• **Exercise details**: Which lines have the string "files"? Copy all of them from the entries below.

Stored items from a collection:
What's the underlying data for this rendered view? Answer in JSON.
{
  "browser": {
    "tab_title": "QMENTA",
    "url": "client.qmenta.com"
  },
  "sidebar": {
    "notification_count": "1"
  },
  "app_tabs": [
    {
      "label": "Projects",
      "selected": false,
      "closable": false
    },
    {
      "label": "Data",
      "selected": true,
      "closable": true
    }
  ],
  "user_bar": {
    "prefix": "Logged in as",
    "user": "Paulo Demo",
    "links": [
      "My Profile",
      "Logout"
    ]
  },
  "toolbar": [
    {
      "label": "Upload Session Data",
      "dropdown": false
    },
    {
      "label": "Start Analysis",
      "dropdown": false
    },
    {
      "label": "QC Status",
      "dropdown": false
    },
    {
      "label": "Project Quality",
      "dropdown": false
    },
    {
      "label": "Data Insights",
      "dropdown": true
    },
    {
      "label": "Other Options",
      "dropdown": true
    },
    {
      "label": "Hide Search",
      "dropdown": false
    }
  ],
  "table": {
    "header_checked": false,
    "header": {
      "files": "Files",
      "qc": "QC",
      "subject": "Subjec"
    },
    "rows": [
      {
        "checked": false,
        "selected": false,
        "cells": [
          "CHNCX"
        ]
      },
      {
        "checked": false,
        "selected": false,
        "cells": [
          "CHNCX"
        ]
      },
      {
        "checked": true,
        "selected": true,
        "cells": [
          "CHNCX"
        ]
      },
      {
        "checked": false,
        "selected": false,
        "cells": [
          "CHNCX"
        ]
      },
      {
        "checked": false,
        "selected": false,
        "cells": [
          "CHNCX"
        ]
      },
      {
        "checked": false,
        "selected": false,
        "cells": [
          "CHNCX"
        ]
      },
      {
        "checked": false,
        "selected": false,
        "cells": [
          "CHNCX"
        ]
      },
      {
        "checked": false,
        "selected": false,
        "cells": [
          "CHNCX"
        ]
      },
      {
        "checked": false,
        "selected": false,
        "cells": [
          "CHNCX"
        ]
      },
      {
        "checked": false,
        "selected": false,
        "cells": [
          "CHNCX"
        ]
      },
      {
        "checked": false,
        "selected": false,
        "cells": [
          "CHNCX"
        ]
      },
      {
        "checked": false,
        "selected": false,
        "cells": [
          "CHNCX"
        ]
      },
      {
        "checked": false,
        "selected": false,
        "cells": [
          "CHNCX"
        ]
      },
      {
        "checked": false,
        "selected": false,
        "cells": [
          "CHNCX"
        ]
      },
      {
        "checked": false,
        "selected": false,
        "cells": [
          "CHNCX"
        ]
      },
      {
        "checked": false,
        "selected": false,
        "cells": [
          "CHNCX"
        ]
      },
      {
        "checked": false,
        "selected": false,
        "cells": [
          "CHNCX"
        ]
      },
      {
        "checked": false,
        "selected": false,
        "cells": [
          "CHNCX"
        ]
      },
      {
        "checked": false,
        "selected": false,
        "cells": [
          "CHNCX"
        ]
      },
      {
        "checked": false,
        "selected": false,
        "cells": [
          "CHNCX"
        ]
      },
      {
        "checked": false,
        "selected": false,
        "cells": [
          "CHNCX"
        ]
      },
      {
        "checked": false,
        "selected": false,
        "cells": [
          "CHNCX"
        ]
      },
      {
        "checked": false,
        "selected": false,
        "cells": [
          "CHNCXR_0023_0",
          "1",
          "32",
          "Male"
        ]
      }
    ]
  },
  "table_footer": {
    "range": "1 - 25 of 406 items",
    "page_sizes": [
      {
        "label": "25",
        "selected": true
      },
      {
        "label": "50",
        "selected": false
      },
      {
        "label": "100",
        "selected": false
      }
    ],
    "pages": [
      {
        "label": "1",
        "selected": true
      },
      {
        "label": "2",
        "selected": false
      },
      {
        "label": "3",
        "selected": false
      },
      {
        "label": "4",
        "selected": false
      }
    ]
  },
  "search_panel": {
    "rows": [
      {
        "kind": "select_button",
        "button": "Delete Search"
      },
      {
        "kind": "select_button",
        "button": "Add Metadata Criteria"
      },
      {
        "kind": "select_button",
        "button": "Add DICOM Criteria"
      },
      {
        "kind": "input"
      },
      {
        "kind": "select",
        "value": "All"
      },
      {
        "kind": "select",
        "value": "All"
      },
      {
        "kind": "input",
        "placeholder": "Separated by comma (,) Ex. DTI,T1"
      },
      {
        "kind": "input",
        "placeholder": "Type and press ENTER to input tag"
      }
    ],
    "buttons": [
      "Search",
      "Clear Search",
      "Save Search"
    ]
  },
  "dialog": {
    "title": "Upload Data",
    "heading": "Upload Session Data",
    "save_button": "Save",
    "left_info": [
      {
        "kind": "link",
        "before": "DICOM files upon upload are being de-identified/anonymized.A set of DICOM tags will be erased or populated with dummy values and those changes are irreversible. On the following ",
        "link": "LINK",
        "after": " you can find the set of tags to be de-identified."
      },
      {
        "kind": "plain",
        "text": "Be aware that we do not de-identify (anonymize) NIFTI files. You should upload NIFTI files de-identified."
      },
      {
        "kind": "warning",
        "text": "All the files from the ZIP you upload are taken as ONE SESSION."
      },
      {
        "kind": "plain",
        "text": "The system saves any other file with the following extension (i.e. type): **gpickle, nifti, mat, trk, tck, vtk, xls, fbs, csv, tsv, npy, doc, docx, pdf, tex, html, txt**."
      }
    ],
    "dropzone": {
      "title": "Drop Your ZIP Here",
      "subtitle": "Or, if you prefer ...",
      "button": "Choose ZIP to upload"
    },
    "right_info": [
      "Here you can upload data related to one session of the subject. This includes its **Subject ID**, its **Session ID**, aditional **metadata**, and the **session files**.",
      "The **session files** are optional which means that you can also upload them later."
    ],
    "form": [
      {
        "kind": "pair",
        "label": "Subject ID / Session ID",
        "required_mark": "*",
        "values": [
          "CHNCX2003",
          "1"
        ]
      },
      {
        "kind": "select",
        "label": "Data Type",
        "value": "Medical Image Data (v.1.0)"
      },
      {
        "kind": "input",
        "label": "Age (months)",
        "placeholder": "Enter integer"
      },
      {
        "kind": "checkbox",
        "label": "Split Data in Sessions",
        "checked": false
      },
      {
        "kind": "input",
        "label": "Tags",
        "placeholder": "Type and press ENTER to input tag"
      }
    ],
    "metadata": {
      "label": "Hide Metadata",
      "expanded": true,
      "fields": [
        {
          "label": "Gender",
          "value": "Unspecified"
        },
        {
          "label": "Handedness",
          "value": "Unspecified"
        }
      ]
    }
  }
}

• **Solution to this problem**:
      "files": "Files",
        "before": "DICOM files upon upload are being de-identified/anonymized.A set of DICOM tags will be erased or populated with dummy values and those changes are irreversible. On the following ",
        "text": "Be aware that we do not de-identify (anonymize) NIFTI files. You should upload NIFTI files de-identified."
        "text": "All the files from the ZIP you upload are taken as ONE SESSION."
      "Here you can upload data related to one session of the subject. This includes its **Subject ID**, its **Session ID**, aditional **metadata**, and the **session files**.",
      "The **session files** are optional which means that you can also upload them later."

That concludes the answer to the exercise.